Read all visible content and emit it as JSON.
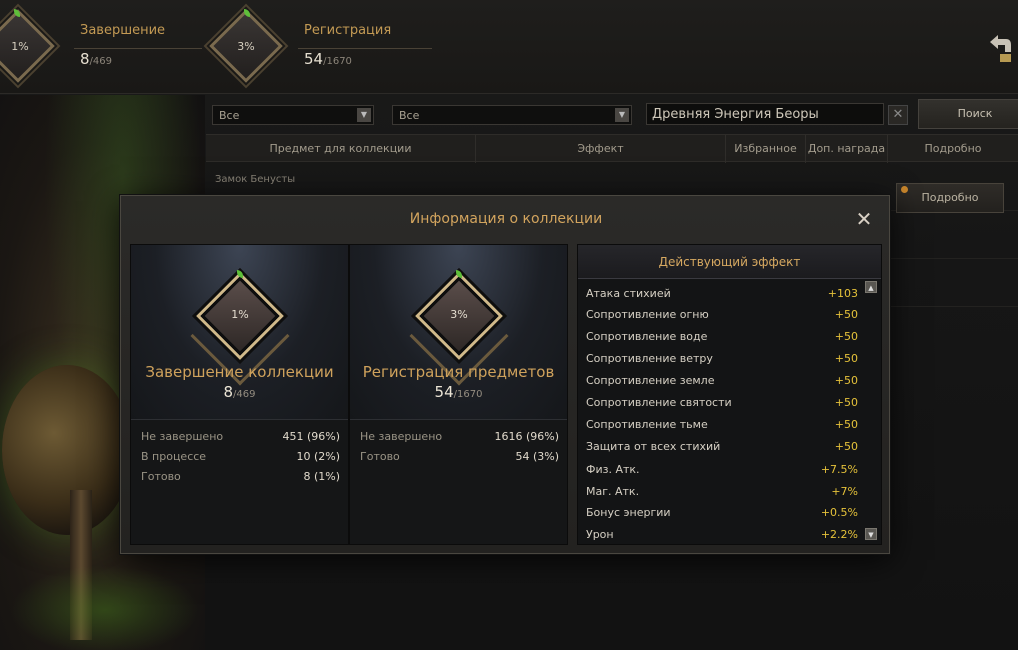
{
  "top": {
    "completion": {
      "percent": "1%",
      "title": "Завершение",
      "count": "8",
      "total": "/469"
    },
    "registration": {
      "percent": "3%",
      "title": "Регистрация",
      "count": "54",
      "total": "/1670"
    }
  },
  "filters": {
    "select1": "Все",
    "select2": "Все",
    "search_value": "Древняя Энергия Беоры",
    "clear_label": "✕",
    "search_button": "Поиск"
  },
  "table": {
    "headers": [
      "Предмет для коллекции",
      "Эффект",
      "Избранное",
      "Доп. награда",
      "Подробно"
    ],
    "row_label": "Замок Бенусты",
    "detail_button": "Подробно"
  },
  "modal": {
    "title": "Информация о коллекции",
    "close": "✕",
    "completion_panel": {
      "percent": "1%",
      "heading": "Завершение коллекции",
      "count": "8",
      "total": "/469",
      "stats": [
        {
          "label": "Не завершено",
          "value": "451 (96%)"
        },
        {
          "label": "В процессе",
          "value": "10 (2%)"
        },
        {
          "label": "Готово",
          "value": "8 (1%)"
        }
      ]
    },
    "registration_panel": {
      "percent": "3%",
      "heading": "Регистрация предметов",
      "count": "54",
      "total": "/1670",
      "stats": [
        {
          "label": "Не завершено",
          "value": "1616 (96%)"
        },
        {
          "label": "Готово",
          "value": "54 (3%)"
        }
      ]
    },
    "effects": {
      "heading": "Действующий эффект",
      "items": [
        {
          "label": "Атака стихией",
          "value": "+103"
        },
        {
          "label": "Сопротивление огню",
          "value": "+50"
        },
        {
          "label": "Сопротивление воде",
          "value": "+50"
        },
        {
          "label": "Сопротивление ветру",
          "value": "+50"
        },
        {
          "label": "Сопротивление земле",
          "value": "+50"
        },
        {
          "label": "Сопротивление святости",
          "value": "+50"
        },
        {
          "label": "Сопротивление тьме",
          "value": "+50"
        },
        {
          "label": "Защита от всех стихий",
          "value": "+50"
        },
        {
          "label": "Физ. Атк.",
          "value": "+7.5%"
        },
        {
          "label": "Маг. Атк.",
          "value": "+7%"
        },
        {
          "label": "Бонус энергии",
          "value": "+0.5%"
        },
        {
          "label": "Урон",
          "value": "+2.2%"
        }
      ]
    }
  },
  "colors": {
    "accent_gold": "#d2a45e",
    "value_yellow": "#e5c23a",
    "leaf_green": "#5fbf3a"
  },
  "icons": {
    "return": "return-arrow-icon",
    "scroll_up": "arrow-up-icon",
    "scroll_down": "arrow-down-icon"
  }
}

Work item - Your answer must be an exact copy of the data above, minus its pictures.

Result below -
Read all visible content and emit it as JSON.
{
  "top": {
    "completion": {
      "percent": "1%",
      "title": "Завершение",
      "count": "8",
      "total": "/469"
    },
    "registration": {
      "percent": "3%",
      "title": "Регистрация",
      "count": "54",
      "total": "/1670"
    }
  },
  "filters": {
    "select1": "Все",
    "select2": "Все",
    "search_value": "Древняя Энергия Беоры",
    "clear_label": "✕",
    "search_button": "Поиск"
  },
  "table": {
    "headers": [
      "Предмет для коллекции",
      "Эффект",
      "Избранное",
      "Доп. награда",
      "Подробно"
    ],
    "row_label": "Замок Бенусты",
    "detail_button": "Подробно"
  },
  "modal": {
    "title": "Информация о коллекции",
    "close": "✕",
    "completion_panel": {
      "percent": "1%",
      "heading": "Завершение коллекции",
      "count": "8",
      "total": "/469",
      "stats": [
        {
          "label": "Не завершено",
          "value": "451 (96%)"
        },
        {
          "label": "В процессе",
          "value": "10 (2%)"
        },
        {
          "label": "Готово",
          "value": "8 (1%)"
        }
      ]
    },
    "registration_panel": {
      "percent": "3%",
      "heading": "Регистрация предметов",
      "count": "54",
      "total": "/1670",
      "stats": [
        {
          "label": "Не завершено",
          "value": "1616 (96%)"
        },
        {
          "label": "Готово",
          "value": "54 (3%)"
        }
      ]
    },
    "effects": {
      "heading": "Действующий эффект",
      "items": [
        {
          "label": "Атака стихией",
          "value": "+103"
        },
        {
          "label": "Сопротивление огню",
          "value": "+50"
        },
        {
          "label": "Сопротивление воде",
          "value": "+50"
        },
        {
          "label": "Сопротивление ветру",
          "value": "+50"
        },
        {
          "label": "Сопротивление земле",
          "value": "+50"
        },
        {
          "label": "Сопротивление святости",
          "value": "+50"
        },
        {
          "label": "Сопротивление тьме",
          "value": "+50"
        },
        {
          "label": "Защита от всех стихий",
          "value": "+50"
        },
        {
          "label": "Физ. Атк.",
          "value": "+7.5%"
        },
        {
          "label": "Маг. Атк.",
          "value": "+7%"
        },
        {
          "label": "Бонус энергии",
          "value": "+0.5%"
        },
        {
          "label": "Урон",
          "value": "+2.2%"
        }
      ]
    }
  },
  "colors": {
    "accent_gold": "#d2a45e",
    "value_yellow": "#e5c23a",
    "leaf_green": "#5fbf3a"
  },
  "icons": {
    "return": "return-arrow-icon",
    "scroll_up": "arrow-up-icon",
    "scroll_down": "arrow-down-icon"
  }
}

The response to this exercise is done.